Jason Greenblatt, the White House’s Mideast envoy, blamed Hamas for the dire conditions in Gaza and said the US. “will not fund a situation that empowers Hamas.”

Yet he also voiced frustration with Abbas, urging other countries to be “direct and frank” in pushing the Palestinian Authority to forge a “new, sustainable path.”

The Gaza conundrum is just the latest obstacle for the US peace plan. 

The Palestinians cut off ties with the White House after Trump declared Jerusalem to be Israel’s capital and moved the US Embassy there.

The Trump administration has also cut hundreds of millions of dollars of aid to the Palestinians, including $300 million for the UN agency for Palestinian refugees, and shuttered the Palestinians’ diplomatic mission in Washington.

Accusing the US of being unfairly biased toward Israel, Abbas has already said he will not consider the American peace plan.

Greenblatt acknowledged the challenge ahead at the donor meeting. Refusing to say when his plan would be released, he pleaded for all sides to consider the proposal.

“Palestinians and Israelis deserve to read it, think about it, engage on it, and see if we can make it happen,” he said.


US sanctions target Iranians’ access to food, medicine: foreign minister

Updated 2 min 34 sec ago

US sanctions target Iranians’ access to food, medicine: foreign minister

  • The United States on Friday imposed a new round of sanctions on Iran
  • Unconfirmed reports on social media said a number of Iranian websites were under a cyberattack

DUBAI: Iran’s foreign minister on Saturday denounced renewed US sanctions against its central bank as an attempt to deny ordinary Iranians access to food and medicine, and said the move was a sign of US desperation.
The United States on Friday imposed a new round of sanctions on Iran, some aimed at its central bank and sovereign wealth fund, following attacks on oil facilities in Saudi Arabia that Riyadh and US officials have blamed on Iran.
Iran denies involvement in the attacks, which initially halved oil output from Saudi Arabia.
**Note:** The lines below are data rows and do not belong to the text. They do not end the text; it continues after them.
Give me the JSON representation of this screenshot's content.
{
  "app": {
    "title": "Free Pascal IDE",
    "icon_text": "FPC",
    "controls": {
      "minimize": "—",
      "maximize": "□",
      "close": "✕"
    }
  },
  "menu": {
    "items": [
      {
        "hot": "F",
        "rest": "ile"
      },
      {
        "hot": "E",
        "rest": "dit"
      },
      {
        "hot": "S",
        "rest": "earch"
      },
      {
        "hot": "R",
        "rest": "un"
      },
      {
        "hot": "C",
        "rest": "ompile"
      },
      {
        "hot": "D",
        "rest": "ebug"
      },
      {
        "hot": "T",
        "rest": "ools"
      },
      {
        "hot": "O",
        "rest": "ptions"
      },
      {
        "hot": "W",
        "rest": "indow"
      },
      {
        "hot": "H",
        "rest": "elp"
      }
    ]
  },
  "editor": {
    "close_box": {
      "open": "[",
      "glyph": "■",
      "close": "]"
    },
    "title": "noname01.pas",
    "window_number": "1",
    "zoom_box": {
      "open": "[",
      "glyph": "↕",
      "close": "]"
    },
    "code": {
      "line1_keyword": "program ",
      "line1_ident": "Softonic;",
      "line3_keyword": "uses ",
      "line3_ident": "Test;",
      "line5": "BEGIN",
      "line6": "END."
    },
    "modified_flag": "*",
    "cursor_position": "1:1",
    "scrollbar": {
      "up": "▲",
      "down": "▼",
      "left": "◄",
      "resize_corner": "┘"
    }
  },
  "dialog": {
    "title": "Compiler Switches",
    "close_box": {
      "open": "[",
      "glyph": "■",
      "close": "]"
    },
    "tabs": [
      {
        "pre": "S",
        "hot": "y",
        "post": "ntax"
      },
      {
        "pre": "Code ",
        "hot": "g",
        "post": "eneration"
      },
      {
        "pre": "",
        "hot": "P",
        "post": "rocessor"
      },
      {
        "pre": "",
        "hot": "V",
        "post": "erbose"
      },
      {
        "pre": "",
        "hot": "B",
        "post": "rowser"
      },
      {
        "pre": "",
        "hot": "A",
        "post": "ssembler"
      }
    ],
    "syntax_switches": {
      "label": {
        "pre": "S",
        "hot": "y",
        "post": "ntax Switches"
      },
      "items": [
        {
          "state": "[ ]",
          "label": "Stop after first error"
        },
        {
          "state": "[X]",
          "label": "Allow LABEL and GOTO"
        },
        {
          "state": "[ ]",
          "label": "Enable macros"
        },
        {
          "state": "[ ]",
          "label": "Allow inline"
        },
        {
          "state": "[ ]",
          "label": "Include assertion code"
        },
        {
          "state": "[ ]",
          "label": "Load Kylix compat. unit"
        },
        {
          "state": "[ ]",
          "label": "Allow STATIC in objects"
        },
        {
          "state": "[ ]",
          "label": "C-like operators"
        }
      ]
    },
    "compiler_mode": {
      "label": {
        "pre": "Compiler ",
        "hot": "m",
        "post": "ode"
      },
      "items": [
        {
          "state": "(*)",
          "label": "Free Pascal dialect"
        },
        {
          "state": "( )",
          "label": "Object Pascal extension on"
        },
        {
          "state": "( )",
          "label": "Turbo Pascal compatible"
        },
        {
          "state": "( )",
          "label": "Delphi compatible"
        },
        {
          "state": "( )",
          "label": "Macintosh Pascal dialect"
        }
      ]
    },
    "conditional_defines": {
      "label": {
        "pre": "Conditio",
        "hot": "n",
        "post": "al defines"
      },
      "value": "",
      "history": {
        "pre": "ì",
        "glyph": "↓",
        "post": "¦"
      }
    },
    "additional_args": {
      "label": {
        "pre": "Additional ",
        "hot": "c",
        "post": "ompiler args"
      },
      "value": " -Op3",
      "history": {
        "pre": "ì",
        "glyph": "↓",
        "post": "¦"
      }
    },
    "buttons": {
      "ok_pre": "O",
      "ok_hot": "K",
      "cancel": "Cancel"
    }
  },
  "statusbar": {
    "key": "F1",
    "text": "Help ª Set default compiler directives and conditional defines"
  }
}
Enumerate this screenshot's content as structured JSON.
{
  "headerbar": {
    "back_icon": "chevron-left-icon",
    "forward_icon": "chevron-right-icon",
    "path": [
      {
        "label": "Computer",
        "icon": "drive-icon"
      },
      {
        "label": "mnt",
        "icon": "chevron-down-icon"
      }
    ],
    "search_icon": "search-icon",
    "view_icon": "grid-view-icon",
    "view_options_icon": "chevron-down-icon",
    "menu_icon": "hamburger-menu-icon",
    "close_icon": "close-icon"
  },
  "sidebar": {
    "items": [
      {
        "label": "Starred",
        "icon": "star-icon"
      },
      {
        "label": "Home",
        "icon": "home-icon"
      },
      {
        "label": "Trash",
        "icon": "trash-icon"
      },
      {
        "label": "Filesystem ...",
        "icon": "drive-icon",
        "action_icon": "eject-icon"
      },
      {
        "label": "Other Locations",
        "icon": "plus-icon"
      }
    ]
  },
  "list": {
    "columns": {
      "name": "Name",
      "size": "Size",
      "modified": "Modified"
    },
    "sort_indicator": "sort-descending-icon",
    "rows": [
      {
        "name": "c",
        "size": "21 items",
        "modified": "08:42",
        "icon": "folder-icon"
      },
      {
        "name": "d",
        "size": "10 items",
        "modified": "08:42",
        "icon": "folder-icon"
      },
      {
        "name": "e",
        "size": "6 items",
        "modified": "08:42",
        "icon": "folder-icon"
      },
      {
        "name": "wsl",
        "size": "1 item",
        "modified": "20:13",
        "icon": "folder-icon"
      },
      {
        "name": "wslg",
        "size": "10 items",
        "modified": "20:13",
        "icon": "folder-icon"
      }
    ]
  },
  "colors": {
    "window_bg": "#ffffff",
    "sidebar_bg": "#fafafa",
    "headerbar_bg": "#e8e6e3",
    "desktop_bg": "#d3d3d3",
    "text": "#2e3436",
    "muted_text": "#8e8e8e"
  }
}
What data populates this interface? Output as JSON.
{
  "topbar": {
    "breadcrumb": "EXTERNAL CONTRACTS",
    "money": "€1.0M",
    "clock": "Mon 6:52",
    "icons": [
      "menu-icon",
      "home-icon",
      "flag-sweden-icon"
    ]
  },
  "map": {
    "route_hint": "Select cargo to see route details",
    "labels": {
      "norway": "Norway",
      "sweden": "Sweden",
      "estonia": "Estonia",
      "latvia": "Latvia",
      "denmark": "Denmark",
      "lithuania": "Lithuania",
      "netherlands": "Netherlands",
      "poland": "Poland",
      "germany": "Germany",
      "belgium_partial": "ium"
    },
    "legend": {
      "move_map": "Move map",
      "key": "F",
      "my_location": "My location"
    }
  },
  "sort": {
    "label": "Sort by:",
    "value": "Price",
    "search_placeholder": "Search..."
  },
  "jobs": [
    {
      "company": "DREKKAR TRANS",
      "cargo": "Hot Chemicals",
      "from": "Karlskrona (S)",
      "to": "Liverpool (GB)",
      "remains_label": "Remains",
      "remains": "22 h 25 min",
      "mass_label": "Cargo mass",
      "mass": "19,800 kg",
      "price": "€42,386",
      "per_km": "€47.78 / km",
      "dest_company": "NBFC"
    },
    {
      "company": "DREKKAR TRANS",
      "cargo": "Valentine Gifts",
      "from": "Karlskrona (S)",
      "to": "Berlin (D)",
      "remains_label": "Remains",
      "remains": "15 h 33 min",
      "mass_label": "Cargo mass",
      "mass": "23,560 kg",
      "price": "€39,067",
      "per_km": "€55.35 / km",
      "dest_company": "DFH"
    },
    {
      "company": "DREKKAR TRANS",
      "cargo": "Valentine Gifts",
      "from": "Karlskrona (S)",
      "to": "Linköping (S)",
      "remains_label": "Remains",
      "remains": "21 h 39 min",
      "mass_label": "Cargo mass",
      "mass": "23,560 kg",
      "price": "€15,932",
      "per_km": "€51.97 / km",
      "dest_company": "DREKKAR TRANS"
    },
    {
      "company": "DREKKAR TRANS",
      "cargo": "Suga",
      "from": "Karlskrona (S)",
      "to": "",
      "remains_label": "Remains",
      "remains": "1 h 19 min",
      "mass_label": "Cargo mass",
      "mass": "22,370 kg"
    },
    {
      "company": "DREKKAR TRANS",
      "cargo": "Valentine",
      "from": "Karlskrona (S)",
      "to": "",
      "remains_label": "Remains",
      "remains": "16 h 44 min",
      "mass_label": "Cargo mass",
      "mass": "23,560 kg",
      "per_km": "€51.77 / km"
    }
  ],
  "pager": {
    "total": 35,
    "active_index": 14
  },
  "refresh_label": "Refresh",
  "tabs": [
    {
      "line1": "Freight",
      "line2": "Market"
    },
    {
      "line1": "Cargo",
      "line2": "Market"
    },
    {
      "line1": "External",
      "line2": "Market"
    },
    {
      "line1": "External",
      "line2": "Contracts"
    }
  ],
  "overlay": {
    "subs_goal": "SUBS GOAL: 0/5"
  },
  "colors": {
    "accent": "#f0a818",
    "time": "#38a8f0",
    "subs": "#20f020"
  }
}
Responsibility was claimed by Yemen’s Houthi movement, an Iranian-aligned group fighting a Saudi-led alliance in Yemen’s civil war.
“This is a sign of US desperation ... When they repeatedly sanction the same institution, this means their attempt at bringing the Iranian nation to its knees under ‘maximum pressure’ has failed,” Foreign Minister Mohammad Javad Zarif told reporters in remarks shown on state television.
“But this is dangerous and unacceptable as an attempt at blocking ... the Iranian people’s access to food and medicine,” Zarif said, speaking after arriving in New York for the annual UN General Assembly next week.
Meanwhile, unconfirmed reports on social media said a number of Iranian websites — including those of some petrochemical firms — were under a cyberattack. There was no immediate official comment, and the websites of the main state oil company NIOC appeared to be functioning normally. Residents said their Internet access was not affected.
The fresh sanctions target the Central Bank of Iran, which was already under other US sanctions, the National Development Fund of Iran — the country’s sovereign wealth fund — and an Iranian company that US officials say is used to conceal financial transfers for Iranian military purchases.
Zarif said he would meet on Wednesday with foreign ministers of the remaining signatories to the 2015 nuclear accord, which was agreed with Britain, France, Germany China and Russia as well as the United States.
“As we have said before, the United States can only attend if it returns to the (nuclear accord) ... and ends its economic war against Iran,” Zarif said.
The United States withdrew from the accord last year and re-imposed unilateral sanctions on Iran.
“I hope the US government realizes that they are no longer the only economic superpower in the world and that there are many countries that want to benefit from the Iranian market,” Foreign Ministry spokesman Abbas Mousavi said, according to state media.